**Problem details**
If a line in the data below includes the string "icon", please return a copy of it.

**Given entries**

════════

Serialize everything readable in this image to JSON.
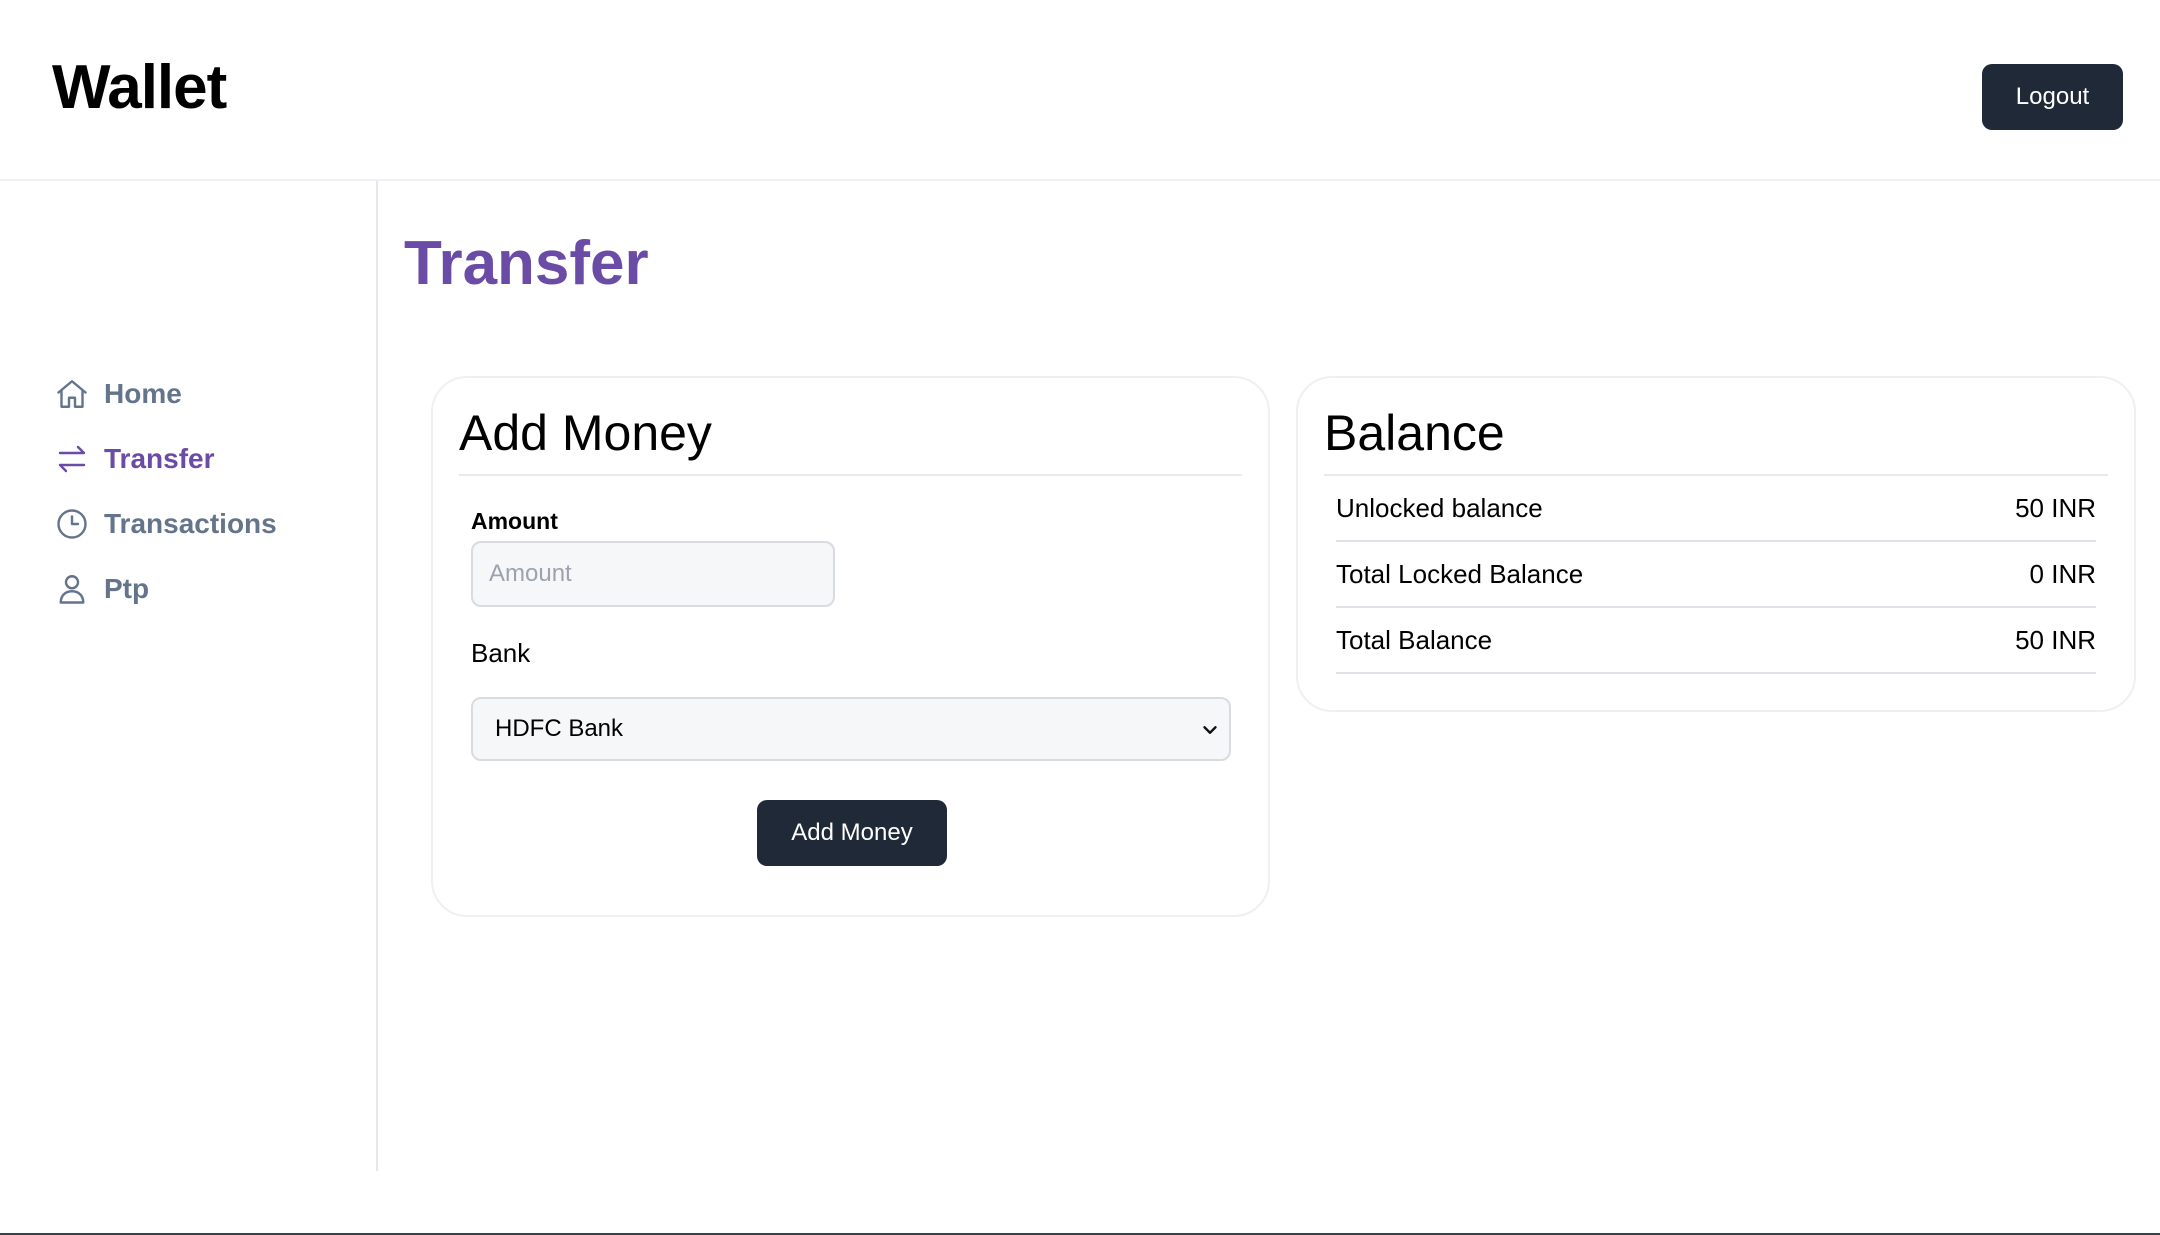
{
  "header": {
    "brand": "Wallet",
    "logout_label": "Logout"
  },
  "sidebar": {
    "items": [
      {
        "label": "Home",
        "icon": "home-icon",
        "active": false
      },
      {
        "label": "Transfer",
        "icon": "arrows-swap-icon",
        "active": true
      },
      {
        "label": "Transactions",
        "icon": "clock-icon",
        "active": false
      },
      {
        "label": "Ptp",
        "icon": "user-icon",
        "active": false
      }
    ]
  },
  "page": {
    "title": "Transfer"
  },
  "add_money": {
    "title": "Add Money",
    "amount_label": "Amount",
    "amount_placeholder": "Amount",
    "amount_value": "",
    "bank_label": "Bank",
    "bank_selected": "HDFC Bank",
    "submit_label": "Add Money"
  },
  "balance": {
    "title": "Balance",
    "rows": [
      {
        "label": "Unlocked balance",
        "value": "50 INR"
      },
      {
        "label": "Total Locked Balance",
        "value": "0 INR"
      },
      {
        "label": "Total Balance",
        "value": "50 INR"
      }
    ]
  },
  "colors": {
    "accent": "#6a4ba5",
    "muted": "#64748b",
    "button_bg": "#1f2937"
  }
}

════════

**Written solution**
        "icon": "home-icon",
        "icon": "arrows-swap-icon",
        "icon": "clock-icon",
        "icon": "user-icon",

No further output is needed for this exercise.